* Brief: Please go through the records below and return every line holding the word "this".

Element data from apps and pages
§ §

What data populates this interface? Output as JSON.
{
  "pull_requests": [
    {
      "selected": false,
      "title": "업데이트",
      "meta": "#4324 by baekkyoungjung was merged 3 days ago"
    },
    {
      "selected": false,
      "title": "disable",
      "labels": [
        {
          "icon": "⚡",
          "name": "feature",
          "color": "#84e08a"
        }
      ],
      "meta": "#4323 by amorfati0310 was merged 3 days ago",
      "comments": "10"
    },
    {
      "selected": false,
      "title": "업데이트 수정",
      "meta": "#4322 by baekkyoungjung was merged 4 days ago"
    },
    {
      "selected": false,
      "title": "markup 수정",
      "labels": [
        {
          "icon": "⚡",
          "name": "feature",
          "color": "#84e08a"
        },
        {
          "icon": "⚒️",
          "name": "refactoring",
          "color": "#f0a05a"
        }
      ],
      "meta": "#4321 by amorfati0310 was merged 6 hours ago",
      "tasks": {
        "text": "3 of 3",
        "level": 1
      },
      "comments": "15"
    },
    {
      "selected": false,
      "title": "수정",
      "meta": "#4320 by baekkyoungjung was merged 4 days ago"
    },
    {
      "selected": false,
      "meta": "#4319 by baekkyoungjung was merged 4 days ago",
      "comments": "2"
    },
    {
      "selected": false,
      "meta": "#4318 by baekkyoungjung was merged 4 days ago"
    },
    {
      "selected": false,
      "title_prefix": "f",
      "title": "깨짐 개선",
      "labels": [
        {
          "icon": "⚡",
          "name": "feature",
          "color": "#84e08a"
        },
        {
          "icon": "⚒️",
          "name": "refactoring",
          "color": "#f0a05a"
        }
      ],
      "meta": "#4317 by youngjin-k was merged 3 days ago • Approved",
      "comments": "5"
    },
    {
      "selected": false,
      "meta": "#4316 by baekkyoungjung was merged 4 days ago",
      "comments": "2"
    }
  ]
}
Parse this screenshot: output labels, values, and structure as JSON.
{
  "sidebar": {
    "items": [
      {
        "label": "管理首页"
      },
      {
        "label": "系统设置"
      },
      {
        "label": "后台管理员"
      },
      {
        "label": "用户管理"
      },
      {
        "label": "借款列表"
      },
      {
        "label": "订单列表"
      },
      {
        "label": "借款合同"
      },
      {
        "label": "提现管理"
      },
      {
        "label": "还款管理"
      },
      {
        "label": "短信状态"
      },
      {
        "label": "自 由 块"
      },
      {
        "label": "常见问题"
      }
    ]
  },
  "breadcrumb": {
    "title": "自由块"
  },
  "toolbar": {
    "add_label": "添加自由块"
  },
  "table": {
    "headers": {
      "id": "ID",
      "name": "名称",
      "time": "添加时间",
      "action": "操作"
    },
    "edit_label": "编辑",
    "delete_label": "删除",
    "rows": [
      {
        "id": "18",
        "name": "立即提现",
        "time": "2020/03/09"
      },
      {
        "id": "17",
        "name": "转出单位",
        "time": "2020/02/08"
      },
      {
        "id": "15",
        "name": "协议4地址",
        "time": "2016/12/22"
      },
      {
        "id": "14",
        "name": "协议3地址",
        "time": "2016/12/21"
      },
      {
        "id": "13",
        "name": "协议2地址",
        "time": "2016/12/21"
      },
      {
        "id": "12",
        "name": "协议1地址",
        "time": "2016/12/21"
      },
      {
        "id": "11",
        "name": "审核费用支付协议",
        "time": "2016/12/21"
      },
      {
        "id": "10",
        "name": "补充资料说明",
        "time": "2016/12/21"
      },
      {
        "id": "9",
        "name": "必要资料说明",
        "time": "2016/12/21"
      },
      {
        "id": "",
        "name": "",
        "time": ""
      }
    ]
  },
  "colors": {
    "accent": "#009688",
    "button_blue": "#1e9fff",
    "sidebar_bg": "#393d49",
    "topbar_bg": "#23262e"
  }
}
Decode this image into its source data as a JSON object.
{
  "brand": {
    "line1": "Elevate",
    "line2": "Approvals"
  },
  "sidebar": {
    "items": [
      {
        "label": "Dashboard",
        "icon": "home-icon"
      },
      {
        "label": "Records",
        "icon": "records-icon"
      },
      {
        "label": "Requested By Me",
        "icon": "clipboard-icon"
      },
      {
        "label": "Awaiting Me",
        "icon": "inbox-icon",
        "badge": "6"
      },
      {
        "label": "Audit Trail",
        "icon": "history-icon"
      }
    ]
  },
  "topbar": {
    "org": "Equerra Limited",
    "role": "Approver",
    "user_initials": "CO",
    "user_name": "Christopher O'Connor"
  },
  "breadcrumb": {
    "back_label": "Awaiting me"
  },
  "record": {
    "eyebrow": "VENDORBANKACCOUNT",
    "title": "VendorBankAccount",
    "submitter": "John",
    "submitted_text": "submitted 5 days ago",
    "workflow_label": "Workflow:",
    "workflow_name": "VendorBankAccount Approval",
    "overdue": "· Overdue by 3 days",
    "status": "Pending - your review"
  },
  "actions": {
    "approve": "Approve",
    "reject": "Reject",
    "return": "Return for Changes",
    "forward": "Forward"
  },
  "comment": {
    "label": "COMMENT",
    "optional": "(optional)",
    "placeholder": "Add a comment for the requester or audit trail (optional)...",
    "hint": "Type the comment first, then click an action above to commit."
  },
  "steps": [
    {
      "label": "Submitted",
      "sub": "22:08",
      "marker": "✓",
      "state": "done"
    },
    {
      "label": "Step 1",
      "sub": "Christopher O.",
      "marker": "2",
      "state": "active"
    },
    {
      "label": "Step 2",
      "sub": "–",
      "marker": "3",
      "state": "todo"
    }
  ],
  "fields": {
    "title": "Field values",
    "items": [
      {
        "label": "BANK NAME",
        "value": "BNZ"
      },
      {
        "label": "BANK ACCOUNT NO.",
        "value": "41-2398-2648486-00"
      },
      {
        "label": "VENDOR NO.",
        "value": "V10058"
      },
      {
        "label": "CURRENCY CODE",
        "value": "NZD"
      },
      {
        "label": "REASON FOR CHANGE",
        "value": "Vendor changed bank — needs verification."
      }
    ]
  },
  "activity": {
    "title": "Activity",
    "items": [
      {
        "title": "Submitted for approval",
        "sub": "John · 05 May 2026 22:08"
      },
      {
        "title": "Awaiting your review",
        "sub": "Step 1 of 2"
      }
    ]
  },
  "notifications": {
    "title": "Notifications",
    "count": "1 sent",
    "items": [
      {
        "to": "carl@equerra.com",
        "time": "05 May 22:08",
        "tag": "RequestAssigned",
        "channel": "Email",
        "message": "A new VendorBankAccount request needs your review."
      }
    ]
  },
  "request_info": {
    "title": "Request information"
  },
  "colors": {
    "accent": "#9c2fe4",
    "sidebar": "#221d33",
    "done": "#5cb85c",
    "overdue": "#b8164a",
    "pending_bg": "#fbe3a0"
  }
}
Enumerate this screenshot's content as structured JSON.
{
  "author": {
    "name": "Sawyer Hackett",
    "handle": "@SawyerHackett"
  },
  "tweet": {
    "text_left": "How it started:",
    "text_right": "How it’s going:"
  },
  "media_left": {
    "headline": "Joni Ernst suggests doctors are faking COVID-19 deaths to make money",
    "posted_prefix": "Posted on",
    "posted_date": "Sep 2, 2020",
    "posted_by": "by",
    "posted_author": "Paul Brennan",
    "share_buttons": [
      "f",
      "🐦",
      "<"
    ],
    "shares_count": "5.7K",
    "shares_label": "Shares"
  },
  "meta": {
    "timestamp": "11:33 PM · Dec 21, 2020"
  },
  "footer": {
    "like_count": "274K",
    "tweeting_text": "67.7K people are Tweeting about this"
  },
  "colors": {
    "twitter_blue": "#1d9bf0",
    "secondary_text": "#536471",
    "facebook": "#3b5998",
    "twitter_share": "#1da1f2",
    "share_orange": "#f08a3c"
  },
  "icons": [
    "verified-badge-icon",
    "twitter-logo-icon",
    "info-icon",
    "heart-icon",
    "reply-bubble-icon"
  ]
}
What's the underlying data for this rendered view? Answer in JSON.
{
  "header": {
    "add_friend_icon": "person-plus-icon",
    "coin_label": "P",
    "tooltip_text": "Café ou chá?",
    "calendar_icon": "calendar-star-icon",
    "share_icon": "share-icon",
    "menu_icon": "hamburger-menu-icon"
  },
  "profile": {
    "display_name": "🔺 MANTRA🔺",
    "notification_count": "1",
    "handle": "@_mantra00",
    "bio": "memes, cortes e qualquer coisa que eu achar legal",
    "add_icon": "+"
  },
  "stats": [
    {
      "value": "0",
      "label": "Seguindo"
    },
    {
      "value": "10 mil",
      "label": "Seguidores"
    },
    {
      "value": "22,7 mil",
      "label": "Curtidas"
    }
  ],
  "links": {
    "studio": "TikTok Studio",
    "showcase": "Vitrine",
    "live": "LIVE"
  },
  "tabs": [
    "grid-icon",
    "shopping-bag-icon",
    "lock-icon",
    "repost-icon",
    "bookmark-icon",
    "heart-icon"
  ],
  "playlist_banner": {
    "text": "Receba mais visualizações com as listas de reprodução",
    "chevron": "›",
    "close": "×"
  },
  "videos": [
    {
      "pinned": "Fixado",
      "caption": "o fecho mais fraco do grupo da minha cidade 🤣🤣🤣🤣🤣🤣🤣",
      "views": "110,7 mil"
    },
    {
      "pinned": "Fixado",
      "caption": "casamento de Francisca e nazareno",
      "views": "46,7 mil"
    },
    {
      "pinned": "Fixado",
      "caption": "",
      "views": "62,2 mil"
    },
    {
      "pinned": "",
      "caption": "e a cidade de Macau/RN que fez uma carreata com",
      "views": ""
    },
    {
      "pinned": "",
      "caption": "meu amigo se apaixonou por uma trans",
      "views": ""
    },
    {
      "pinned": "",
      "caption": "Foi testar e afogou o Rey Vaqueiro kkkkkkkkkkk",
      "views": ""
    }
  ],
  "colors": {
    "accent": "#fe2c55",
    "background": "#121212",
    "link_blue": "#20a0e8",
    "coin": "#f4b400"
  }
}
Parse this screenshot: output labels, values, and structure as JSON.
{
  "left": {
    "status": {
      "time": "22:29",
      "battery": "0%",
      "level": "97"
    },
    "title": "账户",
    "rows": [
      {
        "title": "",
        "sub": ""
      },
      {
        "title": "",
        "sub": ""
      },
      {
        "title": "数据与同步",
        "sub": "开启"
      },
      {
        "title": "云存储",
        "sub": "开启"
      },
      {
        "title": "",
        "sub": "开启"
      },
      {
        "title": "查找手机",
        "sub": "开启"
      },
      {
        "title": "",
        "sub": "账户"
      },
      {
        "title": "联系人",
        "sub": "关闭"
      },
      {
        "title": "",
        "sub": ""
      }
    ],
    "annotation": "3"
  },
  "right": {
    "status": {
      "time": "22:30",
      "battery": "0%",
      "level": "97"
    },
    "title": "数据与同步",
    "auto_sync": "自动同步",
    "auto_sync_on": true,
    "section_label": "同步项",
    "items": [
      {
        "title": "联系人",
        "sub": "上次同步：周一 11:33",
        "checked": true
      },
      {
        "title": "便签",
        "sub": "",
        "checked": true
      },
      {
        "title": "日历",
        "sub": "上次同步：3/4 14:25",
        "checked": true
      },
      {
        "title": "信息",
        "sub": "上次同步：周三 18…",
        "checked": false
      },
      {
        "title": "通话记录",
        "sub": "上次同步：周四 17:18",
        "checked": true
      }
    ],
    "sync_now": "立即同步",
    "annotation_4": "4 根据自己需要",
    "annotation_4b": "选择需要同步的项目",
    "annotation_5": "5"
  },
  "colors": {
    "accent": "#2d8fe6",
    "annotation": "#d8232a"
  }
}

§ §

* Exercise result:
What data populates this interface? Output as JSON.
Parse this screenshot: output labels, values, and structure as JSON.
Decode this image into its source data as a JSON object.
Enumerate this screenshot's content as structured JSON.
    "tweeting_text": "67.7K people are Tweeting about this"
What's the underlying data for this rendered view? Answer in JSON.
Parse this screenshot: output labels, values, and structure as JSON.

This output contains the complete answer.